With classes over, several groups of students have taken me, Andrew, and Mohamed out to dinner or cooked us dinner (dumplings are the classic student dinner). Since Mohamed is leaving, it seems every time I step outside I have seen him taking photos with a different class. Chinese students are fond of digital cameras to say the least, so each dinner usually involves about 50 photos being taken, most of them almost exactly the same but with a different student posing with their teachers. Wednesday was Mohamed's birthday, so lunch and dinner were taken care of by two different groups of students. From experience I'm guessing it's a Chinese thing to get cake all over everyone's face at the end of a birthday meal. Like children, honestly.

On Saturday I saw 5 of my students on their first job, a single day of handing out advertisements in front of the opening of a store that sells mp3 players. For my own amusement I grabbed a few flyers and tried to help them hand them out to people passing by, with mixed results. I asked if they were getting well paid, and they replied "yes, 20 yuan [about $2.50]!". When I responded "oh, per hour? That's pretty good", they said "no, for the day!". They also cooked for me that evening, proving that even the guys here put me to shame in the kitchen. Spending time with students is fun; they obviously aren't interested in "could you help me use the past tense correctly?" so much as "play us a song!" or "what kind of girls do you like?".

Later that night I saw MoMo for the first time in a couple of weeks. The fact that their daughter is friends with not only a boy but a foreigner has worried them enough that they've told her not to see me anymore. Her parents' friends saw us walking on the street and talking and said we are "too close". As Andrew sarcastically put it, "yes, you are too close because you talk to her and listen to what she says; when you see her you ought to have your arms draped around another guy friend, smoking and drinking and ignoring her". The worlds of males and females are much more separate here; if you are seen with a single female everyone assumes you plan on marrying her. MoMo's parents told her she should stop being friends with me and find a boy to marry, as if she is allowed one male at a time only to talk to.

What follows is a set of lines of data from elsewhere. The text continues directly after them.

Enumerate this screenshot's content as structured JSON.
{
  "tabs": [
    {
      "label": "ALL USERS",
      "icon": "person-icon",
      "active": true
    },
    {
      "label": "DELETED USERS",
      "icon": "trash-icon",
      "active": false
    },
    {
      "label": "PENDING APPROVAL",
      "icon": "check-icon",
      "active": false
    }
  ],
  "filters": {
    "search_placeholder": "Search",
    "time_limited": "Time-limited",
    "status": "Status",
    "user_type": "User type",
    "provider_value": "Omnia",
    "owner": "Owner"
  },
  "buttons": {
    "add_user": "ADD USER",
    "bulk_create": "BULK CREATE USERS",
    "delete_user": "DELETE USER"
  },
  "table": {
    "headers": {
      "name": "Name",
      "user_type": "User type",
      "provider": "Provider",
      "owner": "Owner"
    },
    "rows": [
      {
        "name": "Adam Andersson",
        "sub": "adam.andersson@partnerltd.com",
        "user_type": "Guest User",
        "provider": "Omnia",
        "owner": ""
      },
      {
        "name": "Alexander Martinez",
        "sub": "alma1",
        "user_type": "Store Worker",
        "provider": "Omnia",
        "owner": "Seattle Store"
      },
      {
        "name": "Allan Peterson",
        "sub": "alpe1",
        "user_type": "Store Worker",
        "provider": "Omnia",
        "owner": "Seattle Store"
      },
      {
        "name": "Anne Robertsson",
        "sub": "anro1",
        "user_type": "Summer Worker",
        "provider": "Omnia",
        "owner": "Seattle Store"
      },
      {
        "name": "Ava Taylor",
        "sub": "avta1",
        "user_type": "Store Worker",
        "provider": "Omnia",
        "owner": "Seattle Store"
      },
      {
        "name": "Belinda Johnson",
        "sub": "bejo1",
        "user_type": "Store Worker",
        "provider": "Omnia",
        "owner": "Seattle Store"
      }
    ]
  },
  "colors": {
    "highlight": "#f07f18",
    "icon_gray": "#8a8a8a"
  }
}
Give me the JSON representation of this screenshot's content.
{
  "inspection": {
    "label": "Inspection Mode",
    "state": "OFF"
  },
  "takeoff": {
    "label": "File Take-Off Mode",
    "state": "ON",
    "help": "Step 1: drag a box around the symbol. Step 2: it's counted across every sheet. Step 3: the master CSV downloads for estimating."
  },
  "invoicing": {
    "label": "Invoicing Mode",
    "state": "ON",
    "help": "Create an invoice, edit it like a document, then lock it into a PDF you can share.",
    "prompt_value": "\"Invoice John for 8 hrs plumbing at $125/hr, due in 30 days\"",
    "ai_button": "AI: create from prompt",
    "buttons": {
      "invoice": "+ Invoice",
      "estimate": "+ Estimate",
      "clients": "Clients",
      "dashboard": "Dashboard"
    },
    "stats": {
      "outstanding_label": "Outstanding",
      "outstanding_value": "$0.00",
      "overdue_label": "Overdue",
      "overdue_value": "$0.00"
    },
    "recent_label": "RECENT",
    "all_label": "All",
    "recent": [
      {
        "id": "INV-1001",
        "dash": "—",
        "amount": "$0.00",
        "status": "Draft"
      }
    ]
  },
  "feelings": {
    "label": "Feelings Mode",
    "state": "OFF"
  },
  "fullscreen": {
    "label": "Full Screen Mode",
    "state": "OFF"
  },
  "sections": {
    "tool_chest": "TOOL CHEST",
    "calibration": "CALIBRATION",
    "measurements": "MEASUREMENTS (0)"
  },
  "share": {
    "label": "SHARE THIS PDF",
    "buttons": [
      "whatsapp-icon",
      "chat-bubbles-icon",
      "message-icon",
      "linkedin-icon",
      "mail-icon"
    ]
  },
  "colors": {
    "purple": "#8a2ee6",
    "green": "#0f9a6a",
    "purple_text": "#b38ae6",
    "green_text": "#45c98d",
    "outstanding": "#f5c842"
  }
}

On Sunday I finally got around to visiting the Great Buddha Temple, the one tourist draw of Zhangye and the reason it is mentioned in the Lonely Planet China Guide. I went with Joy, Fiona, and Sarah, who tend to call or randomly show up at my door more often now that Andrew is gone (Joy: "do you miss Andrew?" Me: "um... he's only been gone one day" Joy: "but we miss him very much!"). The tickets were a special price of 5 yuan, which as it turns out was because you couldn't see the big Budda statue at all (the largest reclining Buddha statue in China), only the surrounding buildings. There was a procession of monks and Buddhist laypersons walking a circle and repeating a prayer (mantra perhaps?), something about Guanyin, the Buddhist goddess of mercy who is popular in China. Because Chinese words sound so similar, to my ears I was hearing "that juice is also not there", which I was simply shocked to find wasn't correct.